SafetyAtWorkBlog has been informed that an Irish backpacker was working on a farm near Gravesend in New South Wales in late May 2012 and received serious back injuries when the quad bike, from which he was spot spraying weeds, rolled on an embankment. The man was taken to hospital after contacting the farmer for assistance.
A spokesperson from WorkCover NSW has confirmed that
“….a 26 year old male worker was injured on a property at Gravesend near Moree …. on Thursday, 31 May. Initial enquiries indicate that the worker was spot spraying weeds on the property and has suffered back injuries from a quad bike incident when he attempted to ride out of a gully.”
At this time, Workcover was unable to say whether
- the worker had received any motorcycle or quad bike training.
- the quad bike had any attachments or modifications.
- the worker was wearing a helmet or other PPE at the time.
It is understood that the worker had been on the farm for only a few days.
We have been unable to find any media or online references to this incident.
On 24 May 2012, a week before the incident above, the Australian Broadcasting Corporation’s AM program ran an interview about the quad bike related fatality of an 11-year-old boy in 2011.
A longer audio interview on quad bike safety was conducted by ABC Rural in September 2011. The participants were Tony Williams of WorkCover NSW and John Lambert of the Forensic Engineering Society of Australia but the most significant quality of the interview was the solid understanding of agricultural safety shown by the interviewer.
The latest Andrew Hopkins book steers clear of analysing corporate leadership, and this is a good thing. Australian National University sociologist, Andrew Hopkins, has established an international reputation for his enlightening analyses of the failures of organisational culture in major disasters but his latest book, Disastrous Decisions: The Human and Organisational Causes of the Gulf of Mexico Blowout, purposely leaves leadership out.
This may disappoint many but Hopkins says that
“The critical role of top leaders in accident prevention cannot, however, be overstated. It is they who must learn from major accidents and, unless they do, nothing can be expected to change.

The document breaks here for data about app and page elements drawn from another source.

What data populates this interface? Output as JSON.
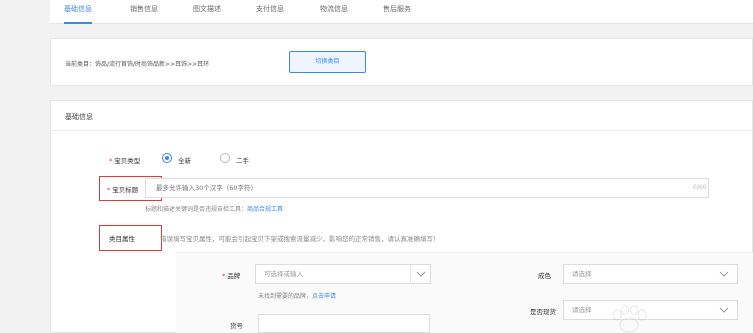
{
  "tabs": [
    {
      "label": "基础信息",
      "active": true
    },
    {
      "label": "销售信息",
      "active": false
    },
    {
      "label": "图文描述",
      "active": false
    },
    {
      "label": "支付信息",
      "active": false
    },
    {
      "label": "物流信息",
      "active": false
    },
    {
      "label": "售后服务",
      "active": false
    }
  ],
  "category": {
    "text": "当前类目：饰品/流行首饰/时尚饰品新>>耳饰>>耳环",
    "switch_label": "切换类目"
  },
  "section": {
    "title": "基础信息"
  },
  "item_type": {
    "required_mark": "*",
    "label": "宝贝类型",
    "options": [
      {
        "label": "全新",
        "checked": true
      },
      {
        "label": "二手",
        "checked": false
      }
    ]
  },
  "title_field": {
    "required_mark": "*",
    "label": "宝贝标题",
    "placeholder": "最多允许输入30个汉字（60字符）",
    "counter": "0/60",
    "hint": "标题和描述关键词是否违规自检工具：",
    "hint_link": "商品合规工具"
  },
  "attributes": {
    "label": "类目属性",
    "description": "错误填写宝贝属性，可能会引起宝贝下架或搜索流量减少，影响您的正常销售，请认真准确填写！",
    "brand": {
      "required_mark": "*",
      "label": "品牌",
      "placeholder": "可选择或输入",
      "hint": "未找到需要的品牌，",
      "hint_link": "点击申请"
    },
    "color": {
      "label": "成色",
      "placeholder": "请选择"
    },
    "origin": {
      "label": "是否现货",
      "placeholder": "请选择"
    },
    "sku": {
      "label": "货号"
    }
  },
  "colors": {
    "accent": "#3a88e8",
    "required": "#e4393c",
    "highlight": "#e53935"
  }
}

There is one group of decision-makers that has received rather less attention in accident investigations: office-based engineers.” (page 8) More…